The onset of jewellery manufacture seems to have been in Babylonia, the land of biblical floods. The excavated town of Ur gave many rich examples of the jewellers art dating at about 2700 B.C. It then spread outwards and it appears to have reached the Aegean world by about 2400 B.C., and from there all over the world.

In the early period there is little use of metals, with the earliest bits of jewellery found being cooper earrings. The first use of silver, in silver earrings, was noted about one hundred years later, and the first use of gold, one hundred years after that.

During the middle period there was increased commerce with Syria, Palestine and Egypt, with more use of gold and silver and the export of cooper.

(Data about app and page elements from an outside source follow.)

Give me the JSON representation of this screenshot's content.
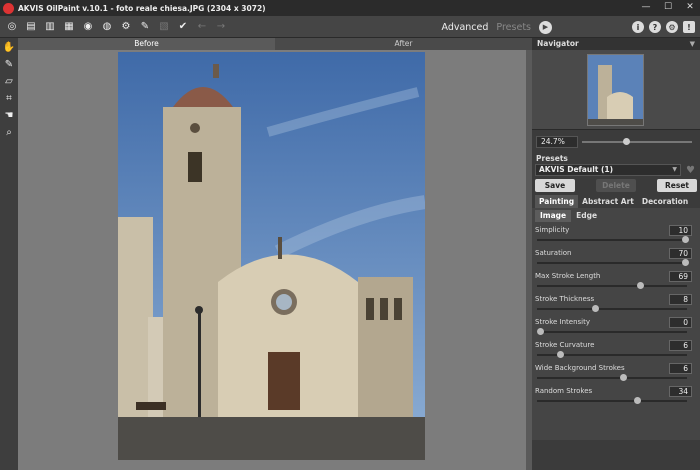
{
  "window": {
    "title": "AKVIS OilPaint v.10.1 - foto reale chiesa.JPG (2304 x 3072)"
  },
  "toolbar": {
    "icons": [
      "open-icon",
      "open-batch-icon",
      "save-icon",
      "print-icon",
      "share-icon",
      "plugins-icon",
      "settings-icon",
      "background-icon",
      "apply-icon",
      "undo-icon",
      "redo-icon"
    ],
    "mode_advanced": "Advanced",
    "mode_presets": "Presets",
    "right_icons": [
      "info-icon",
      "help-icon",
      "gear-icon",
      "notification-icon"
    ]
  },
  "tools": [
    "hand-brush-icon",
    "pencil-icon",
    "eraser-icon",
    "crop-icon",
    "hand-icon",
    "zoom-icon"
  ],
  "canvas": {
    "tab_before": "Before",
    "tab_after": "After",
    "sky_color": "#5b82b8",
    "accent": "#c8bea6"
  },
  "navigator": {
    "title": "Navigator",
    "zoom": "24.7%",
    "zoom_level": 0.4
  },
  "presets": {
    "label": "Presets",
    "selected": "AKVIS Default (1)",
    "save": "Save",
    "delete": "Delete",
    "reset": "Reset"
  },
  "categories": {
    "painting": "Painting",
    "abstract_art": "Abstract Art",
    "decoration": "Decoration"
  },
  "subtabs": {
    "image": "Image",
    "edge": "Edge"
  },
  "params": [
    {
      "label": "Simplicity",
      "value": "10",
      "level": 1.0
    },
    {
      "label": "Saturation",
      "value": "70",
      "level": 1.0
    },
    {
      "label": "Max Stroke Length",
      "value": "69",
      "level": 0.69
    },
    {
      "label": "Stroke Thickness",
      "value": "8",
      "level": 0.38
    },
    {
      "label": "Stroke Intensity",
      "value": "0",
      "level": 0.0
    },
    {
      "label": "Stroke Curvature",
      "value": "6",
      "level": 0.14
    },
    {
      "label": "Wide Background Strokes",
      "value": "6",
      "level": 0.57
    },
    {
      "label": "Random Strokes",
      "value": "34",
      "level": 0.67
    }
  ]
}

In the late Bronze Age Cyprus really flourished and there was a large flow to Cyprus of precious metals and semiprecious and precious stones.

The techniques of metalwork e.g. Filigree, granulation, niello and enameling, advanced and reached a high degree of sophistication, which experts admire even today. Examples of the work of this period can be seen in most of the big museums of the world and in The Cyprus Museum. Much was found in Engomi, near Salamis e.g. gold necklaces, rings, bracelets, gold bowls and gold earrings.

The earliest enamelling to be found was in Mycenae, about 1400 B.C., but this was not developed until two centuries later in Cyprus. Examples are the six gold rings found in Kouklia, decorated with a cloisonne like enamel pattern, 1200 B.C.